Guasconti learns from Dr. Pietro Baglioni, a professor of medicine, that, although Rappaccini is brilliant, he’s heartless, and cares for science much more than he cares for people.

Beatrice rarely leaves the garden, tending the beautiful plants there with extreme diligence and an intriguing sort of intimacy. From the window of his quarters, Guasconti falls in love with her, though he notices that fresh flowers wither in her presence, and an insect dies when it touches her skin.

Guasconti pays his housekeeper to show him a secret path into the garden. Beatrice is even more beautiful up close. The two young people continue to meet more frequently and Guasconti falls more deeply in love. As he makes more and more visits to the garden, Guasconti notices that he’s becoming poison. Plants die in his hands.

Baglioni explains to Guasconti that Rappaccini has raised his daughter around poisons, part of his research, and as a result, Beatrice herself has become poisonous. Beatrice implores Guasconti to see her for who she truly is—an innocent, loving person trapped inside the poisonous exterior.

Guasconti receives from Baglioni an antidote they believe will cure Beatrice of her condition. However, instead of curing her, the antidote kills her.
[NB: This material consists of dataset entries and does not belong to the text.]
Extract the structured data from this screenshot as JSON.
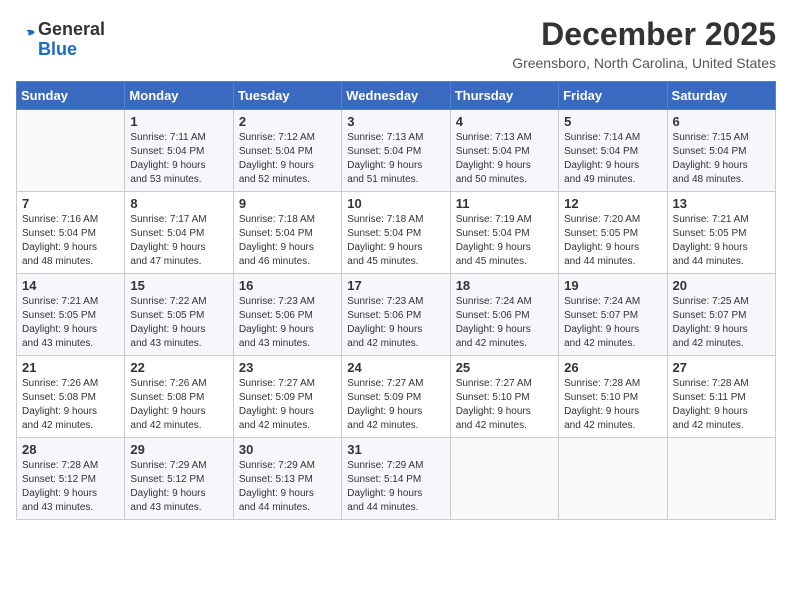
{
  "header": {
    "logo_general": "General",
    "logo_blue": "Blue",
    "month_year": "December 2025",
    "location": "Greensboro, North Carolina, United States"
  },
  "weekdays": [
    "Sunday",
    "Monday",
    "Tuesday",
    "Wednesday",
    "Thursday",
    "Friday",
    "Saturday"
  ],
  "weeks": [
    [
      {
        "day": "",
        "info": ""
      },
      {
        "day": "1",
        "info": "Sunrise: 7:11 AM\nSunset: 5:04 PM\nDaylight: 9 hours\nand 53 minutes."
      },
      {
        "day": "2",
        "info": "Sunrise: 7:12 AM\nSunset: 5:04 PM\nDaylight: 9 hours\nand 52 minutes."
      },
      {
        "day": "3",
        "info": "Sunrise: 7:13 AM\nSunset: 5:04 PM\nDaylight: 9 hours\nand 51 minutes."
      },
      {
        "day": "4",
        "info": "Sunrise: 7:13 AM\nSunset: 5:04 PM\nDaylight: 9 hours\nand 50 minutes."
      },
      {
        "day": "5",
        "info": "Sunrise: 7:14 AM\nSunset: 5:04 PM\nDaylight: 9 hours\nand 49 minutes."
      },
      {
        "day": "6",
        "info": "Sunrise: 7:15 AM\nSunset: 5:04 PM\nDaylight: 9 hours\nand 48 minutes."
      }
    ],
    [
      {
        "day": "7",
        "info": "Sunrise: 7:16 AM\nSunset: 5:04 PM\nDaylight: 9 hours\nand 48 minutes."
      },
      {
        "day": "8",
        "info": "Sunrise: 7:17 AM\nSunset: 5:04 PM\nDaylight: 9 hours\nand 47 minutes."
      },
      {
        "day": "9",
        "info": "Sunrise: 7:18 AM\nSunset: 5:04 PM\nDaylight: 9 hours\nand 46 minutes."
      },
      {
        "day": "10",
        "info": "Sunrise: 7:18 AM\nSunset: 5:04 PM\nDaylight: 9 hours\nand 45 minutes."
      },
      {
        "day": "11",
        "info": "Sunrise: 7:19 AM\nSunset: 5:04 PM\nDaylight: 9 hours\nand 45 minutes."
      },
      {
        "day": "12",
        "info": "Sunrise: 7:20 AM\nSunset: 5:05 PM\nDaylight: 9 hours\nand 44 minutes."
      },
      {
        "day": "13",
        "info": "Sunrise: 7:21 AM\nSunset: 5:05 PM\nDaylight: 9 hours\nand 44 minutes."
      }
    ],
    [
      {
        "day": "14",
        "info": "Sunrise: 7:21 AM\nSunset: 5:05 PM\nDaylight: 9 hours\nand 43 minutes."
      },
      {
        "day": "15",
        "info": "Sunrise: 7:22 AM\nSunset: 5:05 PM\nDaylight: 9 hours\nand 43 minutes."
      },
      {
        "day": "16",
        "info": "Sunrise: 7:23 AM\nSunset: 5:06 PM\nDaylight: 9 hours\nand 43 minutes."
      },
      {
        "day": "17",
        "info": "Sunrise: 7:23 AM\nSunset: 5:06 PM\nDaylight: 9 hours\nand 42 minutes."
      },
      {
        "day": "18",
        "info": "Sunrise: 7:24 AM\nSunset: 5:06 PM\nDaylight: 9 hours\nand 42 minutes."
      },
      {
        "day": "19",
        "info": "Sunrise: 7:24 AM\nSunset: 5:07 PM\nDaylight: 9 hours\nand 42 minutes."
      },
      {
        "day": "20",
        "info": "Sunrise: 7:25 AM\nSunset: 5:07 PM\nDaylight: 9 hours\nand 42 minutes."
      }
    ],
    [
      {
        "day": "21",
        "info": "Sunrise: 7:26 AM\nSunset: 5:08 PM\nDaylight: 9 hours\nand 42 minutes."
      },
      {
        "day": "22",
        "info": "Sunrise: 7:26 AM\nSunset: 5:08 PM\nDaylight: 9 hours\nand 42 minutes."
      },
      {
        "day": "23",
        "info": "Sunrise: 7:27 AM\nSunset: 5:09 PM\nDaylight: 9 hours\nand 42 minutes."
      },
      {
        "day": "24",
        "info": "Sunrise: 7:27 AM\nSunset: 5:09 PM\nDaylight: 9 hours\nand 42 minutes."
      },
      {
        "day": "25",
        "info": "Sunrise: 7:27 AM\nSunset: 5:10 PM\nDaylight: 9 hours\nand 42 minutes."
      },
      {
        "day": "26",
        "info": "Sunrise: 7:28 AM\nSunset: 5:10 PM\nDaylight: 9 hours\nand 42 minutes."
      },
      {
        "day": "27",
        "info": "Sunrise: 7:28 AM\nSunset: 5:11 PM\nDaylight: 9 hours\nand 42 minutes."
      }
    ],
    [
      {
        "day": "28",
        "info": "Sunrise: 7:28 AM\nSunset: 5:12 PM\nDaylight: 9 hours\nand 43 minutes."
      },
      {
        "day": "29",
        "info": "Sunrise: 7:29 AM\nSunset: 5:12 PM\nDaylight: 9 hours\nand 43 minutes."
      },
      {
        "day": "30",
        "info": "Sunrise: 7:29 AM\nSunset: 5:13 PM\nDaylight: 9 hours\nand 44 minutes."
      },
      {
        "day": "31",
        "info": "Sunrise: 7:29 AM\nSunset: 5:14 PM\nDaylight: 9 hours\nand 44 minutes."
      },
      {
        "day": "",
        "info": ""
      },
      {
        "day": "",
        "info": ""
      },
      {
        "day": "",
        "info": ""
      }
    ]
  ]
}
The themes in this story revolve around two sets of extremes. The first pair, beauty and corruption, are encapsulated in both the garden and Beatrice. In each case, outward beauty hides danger. Additionally, the danger presented by both is not a fault of their own. The plants are both beautiful and poisonous by their very nature, and Beatrice’s upbringing at the hands of her father have made her dangerous.

The second pair, science and humanity, is represented by Rappaccini. Here his science has completely overwhelmed his sense of humanity. As a result, his daughter is doomed. Still, science isn’t inherently bad. Its application, however, can be used for evil, even if the intent of the scientist is not purely evil. Failing to adequately understand the nature of one’s scientific advancements can result in terrible things happening, especially if one ignores science’s human toll.

“Rappaccini’s Daughter” has influenced several other works of literature, including operas and plays. The story has been adapted to film and radio, as well. Additionally, a small handful of comic book characters have been inspired by the story.